I'm researching my next book, so I'm suffering from a surfeit of fact. At night, the reward is other worlds: fiction, letters. Like everyone else, I'm reading Philip Roth's The Plot Against America (Cape), that incandescent timely reimagining of American history. he conveys the political slide towards fascism with terrifying credibility. The scenes in Newark, the evocation of other Americas (the tourist route in Washington DC, a tobacco farm in Kentucky) are quiet, deadly and superb: Roth is brilliant on the conflicted loyalties, the fears of childhood. Next in a tottering pile is The Letters of Charlotte Brontë edited by Margaret Smith (Clarendon). I read the first two volumes when they came out in 1995 and 2000. This final volume covers the last three years of Brontë's life, during which she wrote Villette and married. Brontë is one of England's greatest letter writers, and here she bares her mind and her heart. Fiercely clever, the prose angry and unforgettable, the letters assembled with dedication and profound scholarship, these volumes will provide decades of reward. They are revelatory.

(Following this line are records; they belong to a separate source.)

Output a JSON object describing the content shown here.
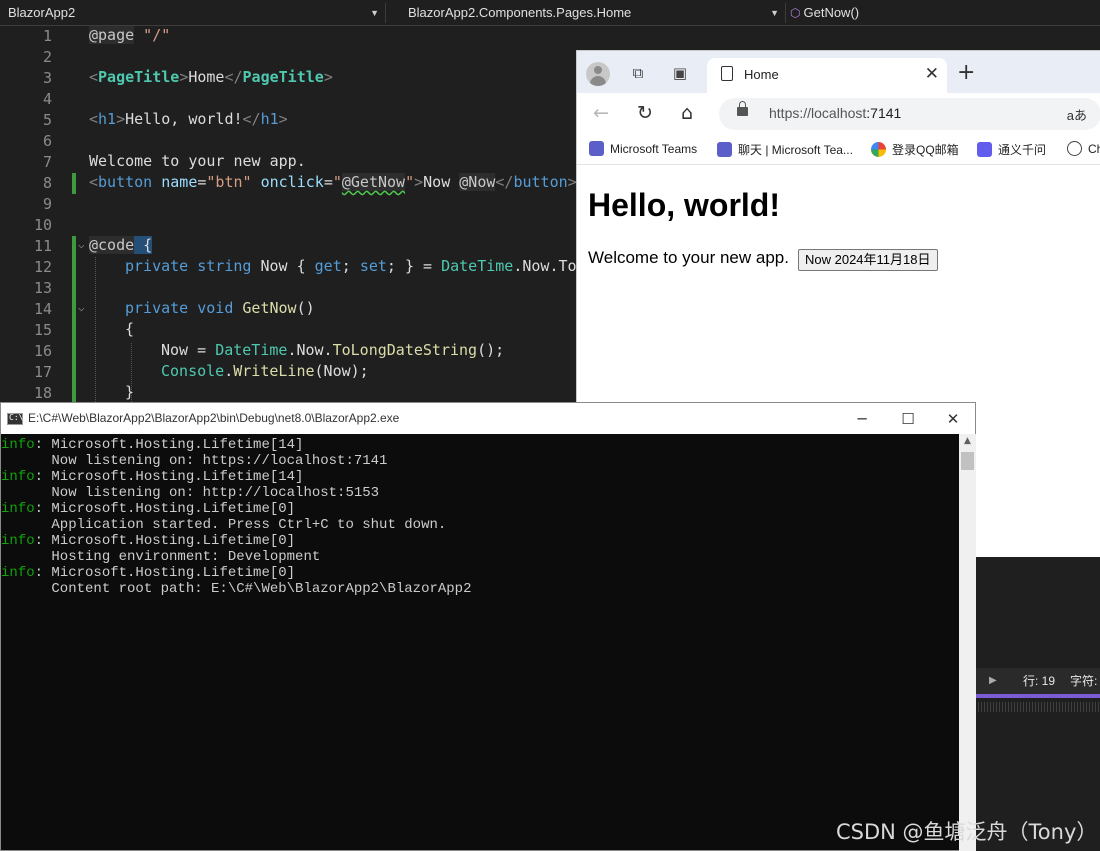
{
  "vs": {
    "nav": {
      "project": "BlazorApp2",
      "class": "BlazorApp2.Components.Pages.Home",
      "member": "GetNow()"
    },
    "line_numbers": [
      "1",
      "2",
      "3",
      "4",
      "5",
      "6",
      "7",
      "8",
      "9",
      "10",
      "11",
      "12",
      "13",
      "14",
      "15",
      "16",
      "17",
      "18"
    ],
    "code": {
      "l1_kw": "@page",
      "l1_str": " \"/\"",
      "l3_open": "<",
      "l3_tag": "PageTitle",
      "l3_close": ">",
      "l3_text": "Home",
      "l3_end_open": "</",
      "l3_end_tag": "PageTitle",
      "l3_end_close": ">",
      "l5_open": "<",
      "l5_tag": "h1",
      "l5_close": ">",
      "l5_text": "Hello, world!",
      "l5_end_open": "</",
      "l5_end_tag": "h1",
      "l5_end_close": ">",
      "l7_text": "Welcome to your new app.",
      "l8_open": "<",
      "l8_tag": "button",
      "l8_attr1": " name",
      "l8_eq1": "=",
      "l8_val1": "\"btn\"",
      "l8_attr2": " onclick",
      "l8_eq2": "=",
      "l8_q1": "\"",
      "l8_handler": "@GetNow",
      "l8_q2": "\"",
      "l8_close": ">",
      "l8_text": "Now ",
      "l8_razor": "@Now",
      "l8_end_open": "</",
      "l8_end_tag": "button",
      "l8_end_close": ">",
      "l11_kw": "@code",
      "l11_brace": " {",
      "l12_kw1": "private",
      "l12_kw2": " string",
      "l12_name": " Now { ",
      "l12_get": "get",
      "l12_semi1": "; ",
      "l12_set": "set",
      "l12_rest": "; } = ",
      "l12_type": "DateTime",
      "l12_tail": ".Now.To",
      "l14_kw1": "private",
      "l14_kw2": " void",
      "l14_meth": " GetNow",
      "l14_paren": "()",
      "l15_brace": "{",
      "l16_a": "Now = ",
      "l16_type": "DateTime",
      "l16_b": ".Now.",
      "l16_meth": "ToLongDateString",
      "l16_c": "();",
      "l17_type": "Console",
      "l17_b": ".",
      "l17_meth": "WriteLine",
      "l17_c": "(Now);",
      "l18_brace": "}"
    },
    "status": {
      "line": "行: 19",
      "char": "字符:"
    }
  },
  "browser": {
    "tab_title": "Home",
    "url_host": "https://localhost",
    "url_port": ":7141",
    "read_aloud": "aあ",
    "favorites": [
      {
        "label": "Microsoft Teams",
        "color": "#5b5fc7"
      },
      {
        "label": "聊天 | Microsoft Tea...",
        "color": "#5b5fc7"
      },
      {
        "label": "登录QQ邮箱",
        "color": "#f4b400"
      },
      {
        "label": "通义千问",
        "color": "#615ced"
      },
      {
        "label": "Ch",
        "color": "#444444"
      }
    ],
    "page": {
      "heading": "Hello, world!",
      "welcome": "Welcome to your new app.",
      "button_label": "Now 2024年11月18日"
    }
  },
  "console": {
    "title": "E:\\C#\\Web\\BlazorApp2\\BlazorApp2\\bin\\Debug\\net8.0\\BlazorApp2.exe",
    "icon_text": "C:\\",
    "lines": [
      {
        "prefix": "info",
        "text": ": Microsoft.Hosting.Lifetime[14]"
      },
      {
        "prefix": "",
        "text": "      Now listening on: https://localhost:7141"
      },
      {
        "prefix": "info",
        "text": ": Microsoft.Hosting.Lifetime[14]"
      },
      {
        "prefix": "",
        "text": "      Now listening on: http://localhost:5153"
      },
      {
        "prefix": "info",
        "text": ": Microsoft.Hosting.Lifetime[0]"
      },
      {
        "prefix": "",
        "text": "      Application started. Press Ctrl+C to shut down."
      },
      {
        "prefix": "info",
        "text": ": Microsoft.Hosting.Lifetime[0]"
      },
      {
        "prefix": "",
        "text": "      Hosting environment: Development"
      },
      {
        "prefix": "info",
        "text": ": Microsoft.Hosting.Lifetime[0]"
      },
      {
        "prefix": "",
        "text": "      Content root path: E:\\C#\\Web\\BlazorApp2\\BlazorApp2"
      }
    ]
  },
  "watermark": "CSDN @鱼塘泛舟（Tony）"
}
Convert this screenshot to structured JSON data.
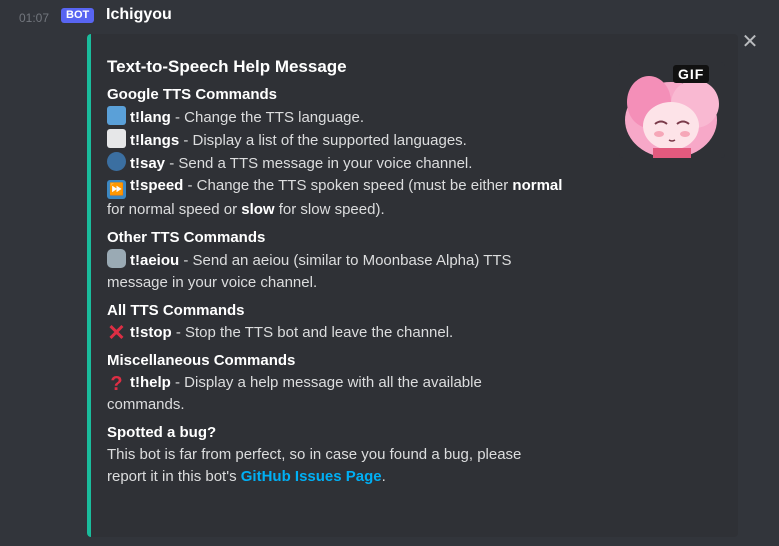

Sally Beauman's latest novel, The Landscape of Love, is published by Little, Brown on January 20th.
Sunday Times, 3.1.05